# [WHAT TO PRODUCE]
All of the data should be reproduced word for word, though its pictures must be omitted.

(MATERIAL PROVIDED Opens)

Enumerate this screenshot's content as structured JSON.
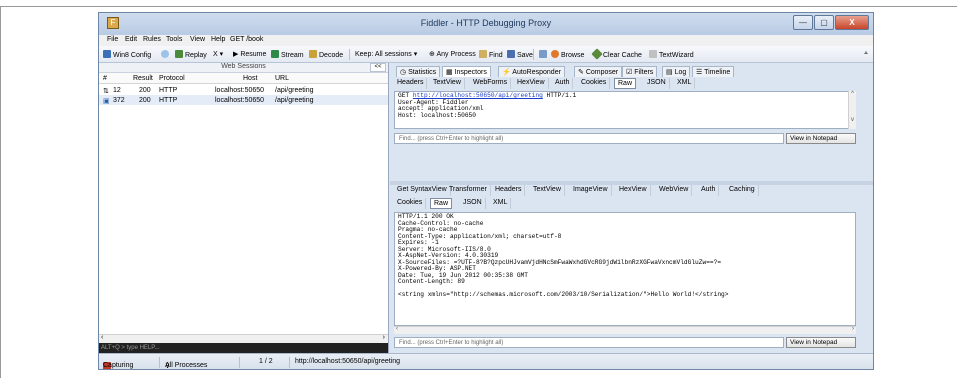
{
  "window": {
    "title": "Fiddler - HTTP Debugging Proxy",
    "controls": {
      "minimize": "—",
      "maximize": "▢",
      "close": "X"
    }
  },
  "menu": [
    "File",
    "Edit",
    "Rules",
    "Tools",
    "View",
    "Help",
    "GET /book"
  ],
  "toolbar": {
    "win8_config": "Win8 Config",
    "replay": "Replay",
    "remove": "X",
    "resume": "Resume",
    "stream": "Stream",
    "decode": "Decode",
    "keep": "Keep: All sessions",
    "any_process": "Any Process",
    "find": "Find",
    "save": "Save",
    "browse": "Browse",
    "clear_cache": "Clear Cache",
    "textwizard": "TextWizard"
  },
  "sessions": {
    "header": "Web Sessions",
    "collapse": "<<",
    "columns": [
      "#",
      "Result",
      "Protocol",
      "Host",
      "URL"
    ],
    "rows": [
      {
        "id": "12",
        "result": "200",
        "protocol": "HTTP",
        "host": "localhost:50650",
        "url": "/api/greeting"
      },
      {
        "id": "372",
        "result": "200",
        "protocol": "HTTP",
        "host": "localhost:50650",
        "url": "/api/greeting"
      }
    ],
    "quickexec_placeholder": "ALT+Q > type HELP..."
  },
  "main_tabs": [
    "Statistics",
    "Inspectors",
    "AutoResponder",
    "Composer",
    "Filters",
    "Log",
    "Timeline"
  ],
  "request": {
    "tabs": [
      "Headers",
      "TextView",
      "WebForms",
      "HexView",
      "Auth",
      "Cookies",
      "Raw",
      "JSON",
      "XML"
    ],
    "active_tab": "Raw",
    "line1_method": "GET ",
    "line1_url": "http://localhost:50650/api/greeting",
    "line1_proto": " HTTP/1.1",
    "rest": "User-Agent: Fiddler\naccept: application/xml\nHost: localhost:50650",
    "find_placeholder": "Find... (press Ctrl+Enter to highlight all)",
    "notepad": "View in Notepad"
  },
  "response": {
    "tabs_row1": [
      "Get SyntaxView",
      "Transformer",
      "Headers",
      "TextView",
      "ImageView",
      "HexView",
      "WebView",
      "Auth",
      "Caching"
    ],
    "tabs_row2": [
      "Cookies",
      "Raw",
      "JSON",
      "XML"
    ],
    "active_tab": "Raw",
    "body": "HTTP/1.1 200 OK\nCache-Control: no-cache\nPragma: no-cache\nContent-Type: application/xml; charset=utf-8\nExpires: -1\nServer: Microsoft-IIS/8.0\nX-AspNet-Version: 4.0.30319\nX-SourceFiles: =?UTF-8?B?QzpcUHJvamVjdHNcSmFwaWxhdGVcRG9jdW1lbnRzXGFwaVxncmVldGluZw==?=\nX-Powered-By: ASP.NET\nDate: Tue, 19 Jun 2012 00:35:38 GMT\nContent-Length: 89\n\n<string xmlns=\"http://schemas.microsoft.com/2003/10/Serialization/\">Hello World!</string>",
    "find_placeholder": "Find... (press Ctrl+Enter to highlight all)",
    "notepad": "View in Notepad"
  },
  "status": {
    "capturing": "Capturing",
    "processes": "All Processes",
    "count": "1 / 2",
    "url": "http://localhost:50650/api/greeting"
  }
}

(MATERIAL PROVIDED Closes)

# [WRITTEN SOLUTION]
Enumerate this screenshot's content as structured JSON.
{
  "window": {
    "title": "Fiddler - HTTP Debugging Proxy",
    "controls": {
      "minimize": "—",
      "maximize": "▢",
      "close": "X"
    }
  },
  "menu": [
    "File",
    "Edit",
    "Rules",
    "Tools",
    "View",
    "Help",
    "GET /book"
  ],
  "toolbar": {
    "win8_config": "Win8 Config",
    "replay": "Replay",
    "remove": "X",
    "resume": "Resume",
    "stream": "Stream",
    "decode": "Decode",
    "keep": "Keep: All sessions",
    "any_process": "Any Process",
    "find": "Find",
    "save": "Save",
    "browse": "Browse",
    "clear_cache": "Clear Cache",
    "textwizard": "TextWizard"
  },
  "sessions": {
    "header": "Web Sessions",
    "collapse": "<<",
    "columns": [
      "#",
      "Result",
      "Protocol",
      "Host",
      "URL"
    ],
    "rows": [
      {
        "id": "12",
        "result": "200",
        "protocol": "HTTP",
        "host": "localhost:50650",
        "url": "/api/greeting"
      },
      {
        "id": "372",
        "result": "200",
        "protocol": "HTTP",
        "host": "localhost:50650",
        "url": "/api/greeting"
      }
    ],
    "quickexec_placeholder": "ALT+Q > type HELP..."
  },
  "main_tabs": [
    "Statistics",
    "Inspectors",
    "AutoResponder",
    "Composer",
    "Filters",
    "Log",
    "Timeline"
  ],
  "request": {
    "tabs": [
      "Headers",
      "TextView",
      "WebForms",
      "HexView",
      "Auth",
      "Cookies",
      "Raw",
      "JSON",
      "XML"
    ],
    "active_tab": "Raw",
    "line1_method": "GET ",
    "line1_url": "http://localhost:50650/api/greeting",
    "line1_proto": " HTTP/1.1",
    "rest": "User-Agent: Fiddler\naccept: application/xml\nHost: localhost:50650",
    "find_placeholder": "Find... (press Ctrl+Enter to highlight all)",
    "notepad": "View in Notepad"
  },
  "response": {
    "tabs_row1": [
      "Get SyntaxView",
      "Transformer",
      "Headers",
      "TextView",
      "ImageView",
      "HexView",
      "WebView",
      "Auth",
      "Caching"
    ],
    "tabs_row2": [
      "Cookies",
      "Raw",
      "JSON",
      "XML"
    ],
    "active_tab": "Raw",
    "body": "HTTP/1.1 200 OK\nCache-Control: no-cache\nPragma: no-cache\nContent-Type: application/xml; charset=utf-8\nExpires: -1\nServer: Microsoft-IIS/8.0\nX-AspNet-Version: 4.0.30319\nX-SourceFiles: =?UTF-8?B?QzpcUHJvamVjdHNcSmFwaWxhdGVcRG9jdW1lbnRzXGFwaVxncmVldGluZw==?=\nX-Powered-By: ASP.NET\nDate: Tue, 19 Jun 2012 00:35:38 GMT\nContent-Length: 89\n\n<string xmlns=\"http://schemas.microsoft.com/2003/10/Serialization/\">Hello World!</string>",
    "find_placeholder": "Find... (press Ctrl+Enter to highlight all)",
    "notepad": "View in Notepad"
  },
  "status": {
    "capturing": "Capturing",
    "processes": "All Processes",
    "count": "1 / 2",
    "url": "http://localhost:50650/api/greeting"
  }
}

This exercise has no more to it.